Illinois - “Robert F. Kennedy Jr. endorses Alan Grayson in U.S. Senate race” – Tampa Bay Times
Don’t forget to vote! - Share your picks of the key GOP-held seats in the battle for control of the Senate. Email them – just your top five, please – to FOXNEWSFIRST@FOXNEWS.COM or tweet @ChrisStirewalt.
THEY’RE BIG WHEELS NOW
AFP: “Fed up with their banks’ reluctance to lend, an Italian dairy cooperative has raised 6 million euros by issuing bonds guaranteed by huge wheels of Parmesan cheese. ‘We already have some loans but, after a certain point, the banks don’t want to give you any more,’ said Andrea Setti, the financial controller of the 4 Madonne cooperative. The cooperative, based near Modena in northern Italy, produces the famous cheese from milk supplied by some 40 dairy farmers. It has seen business boom in recent years…But when it sought additional funding to boost its presence in the US market and concentrate on longer-aged cheeses, the cooperative ran into a wall of indifference from traditional lenders…The solution lay in an Italian Government-backed mini-bonds scheme under which investors provide funding for six years in return for a 5 per cent yield backed by cheese assets valued at 120 per cent of the bonds’ worth.”

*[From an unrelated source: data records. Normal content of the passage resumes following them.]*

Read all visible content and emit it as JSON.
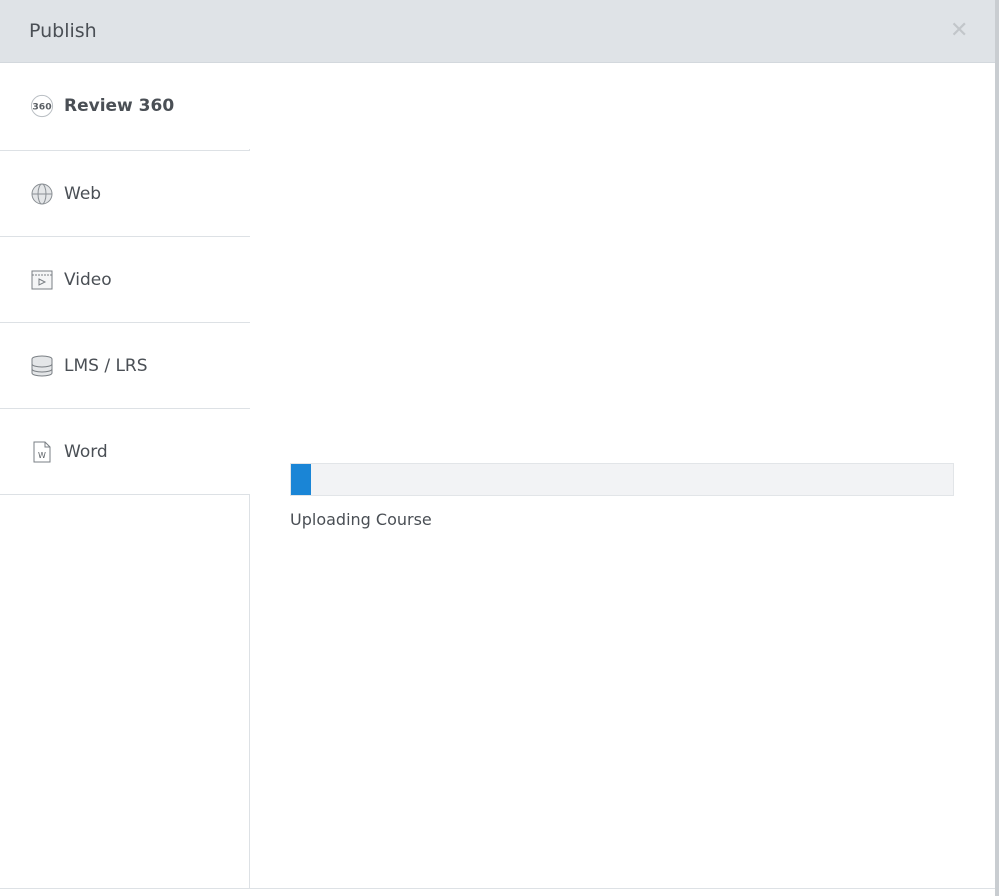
{
  "dialog": {
    "title": "Publish",
    "close_icon": "close-icon"
  },
  "sidebar": {
    "items": [
      {
        "label": "Review 360",
        "icon": "review360-icon",
        "active": true
      },
      {
        "label": "Web",
        "icon": "globe-icon"
      },
      {
        "label": "Video",
        "icon": "video-icon"
      },
      {
        "label": "LMS / LRS",
        "icon": "database-icon"
      },
      {
        "label": "Word",
        "icon": "word-document-icon"
      }
    ]
  },
  "progress": {
    "percent": 3,
    "label": "Uploading Course",
    "color": "#1a85d6"
  }
}
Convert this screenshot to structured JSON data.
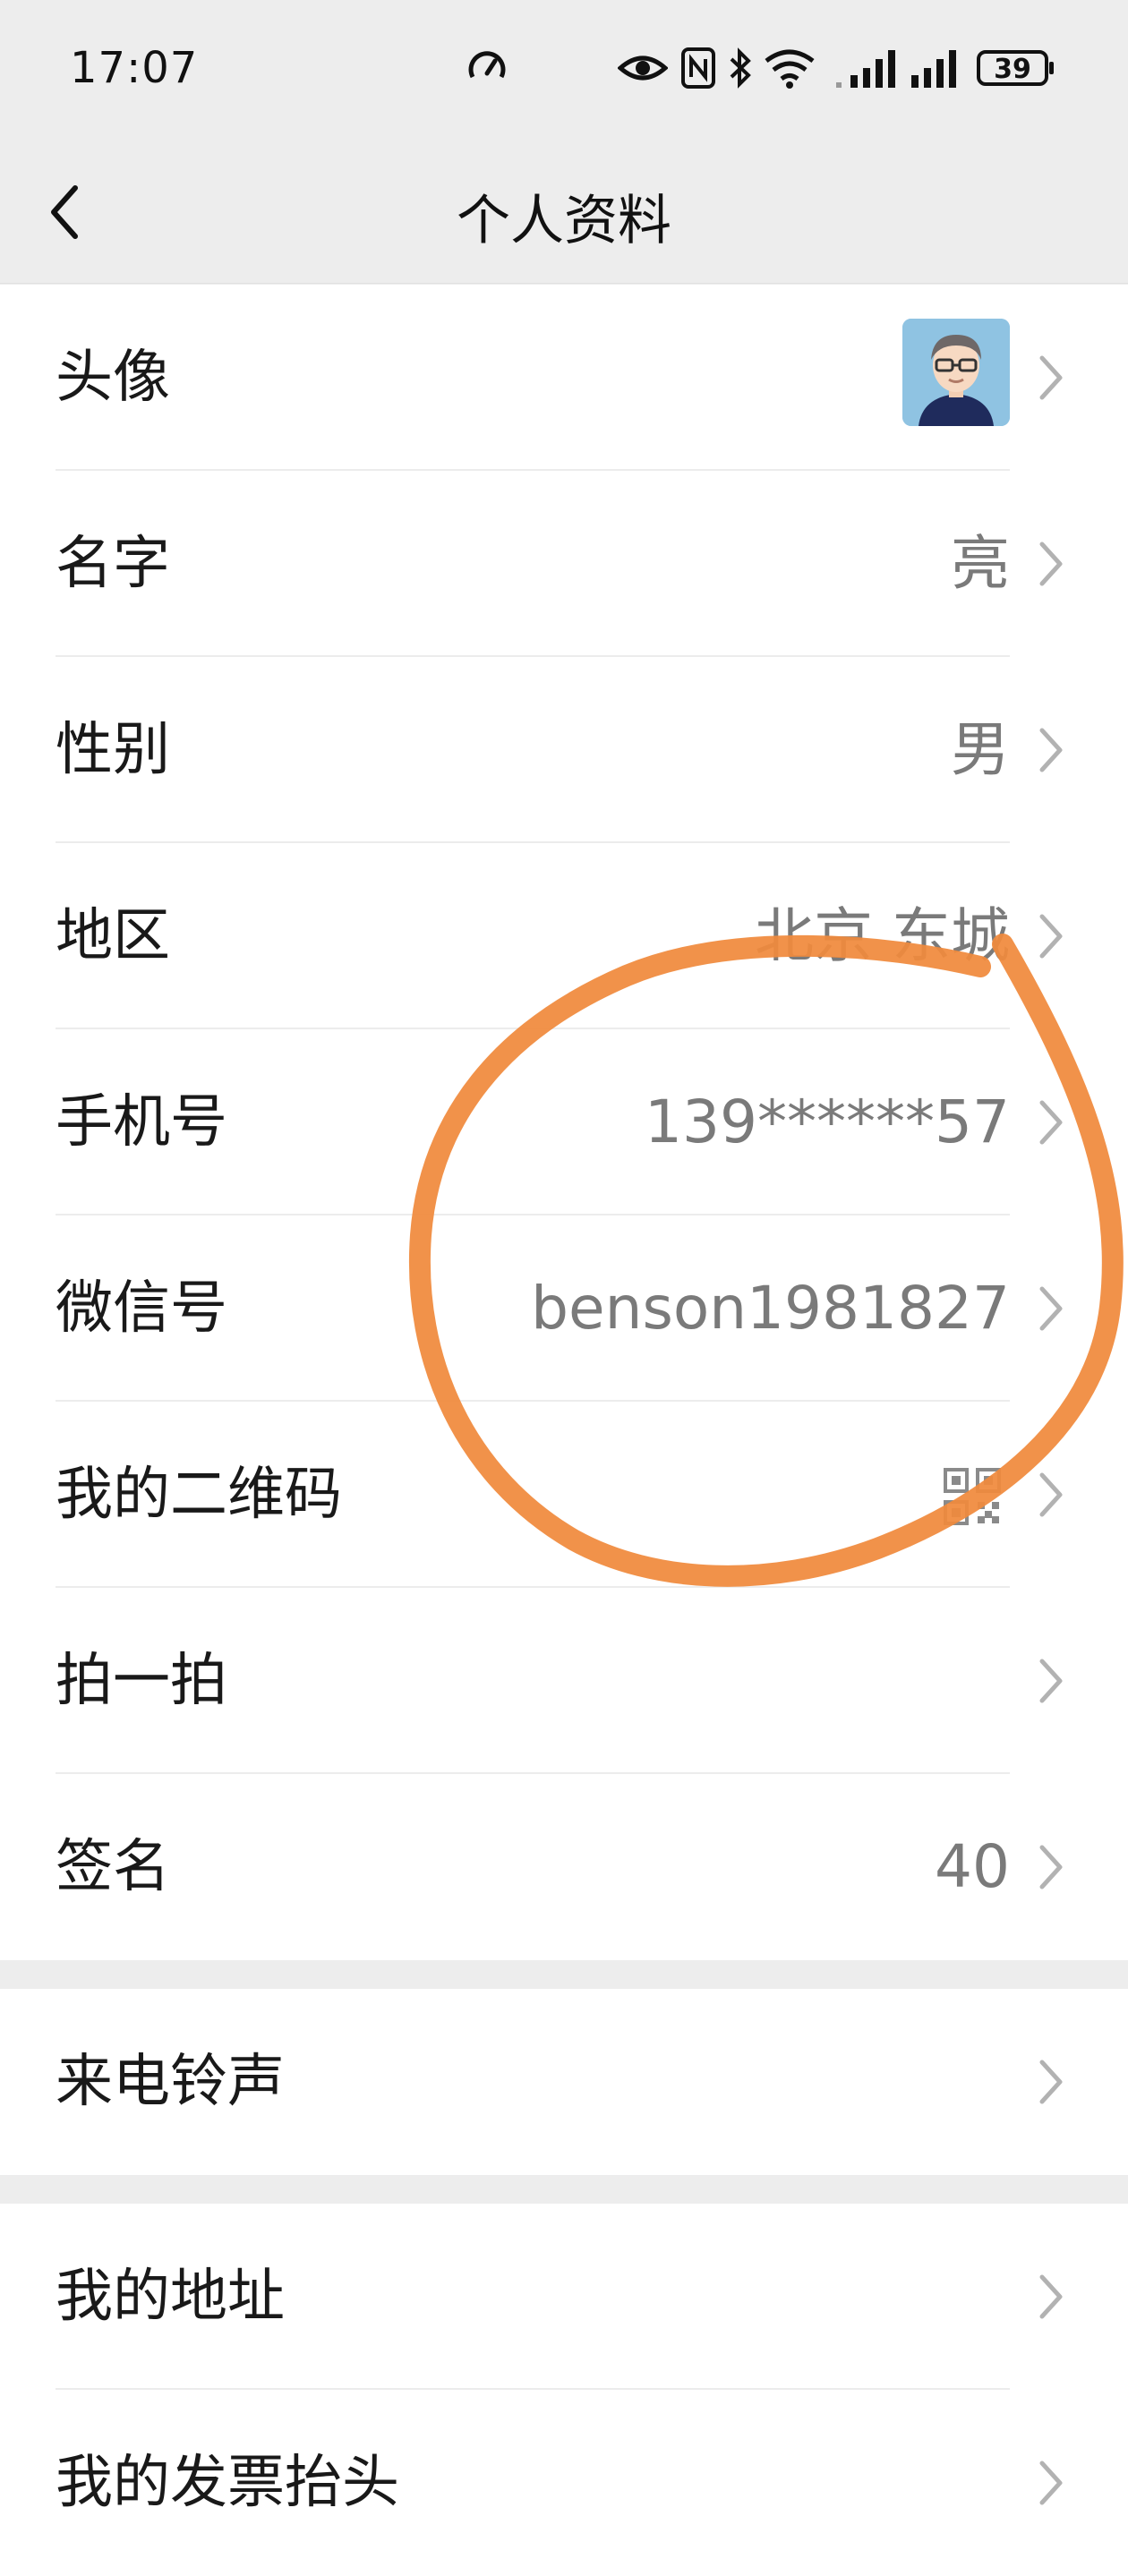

AND NOW, A WORD FROM CHARLES…
“I think [the Cruz-Trump feud] has a weird effect of helping Rubio. This is the scenario where the two top dogs, the two coming out of Iowa, the two who dominate the national polls attack each other. They each are somewhat diminished by it. And then Rubio just kind sneaks in there.” – Charles Krauthammer on “Special Report with Bret Baier” Watch here.
Chris Stirewalt is digital politics editor for Fox News. Want FOX News First in your inbox every day? Sign up here.
Chris Stirewalt joined Fox News Channel (FNC) in July of 2010 and serves as digital politics editor based in Washington, D.C. Additionally, he authors the daily "Fox News First" political news note and hosts "Power Play," a feature video series, on FoxNews.com. Stirewalt makes frequent appearances on the network, including "The Kelly File," "Special Report with Bret Baier," and "Fox News Sunday with Chris Wallace." He also provides expert political analysis for Fox News coverage of state, congressional and presidential elections.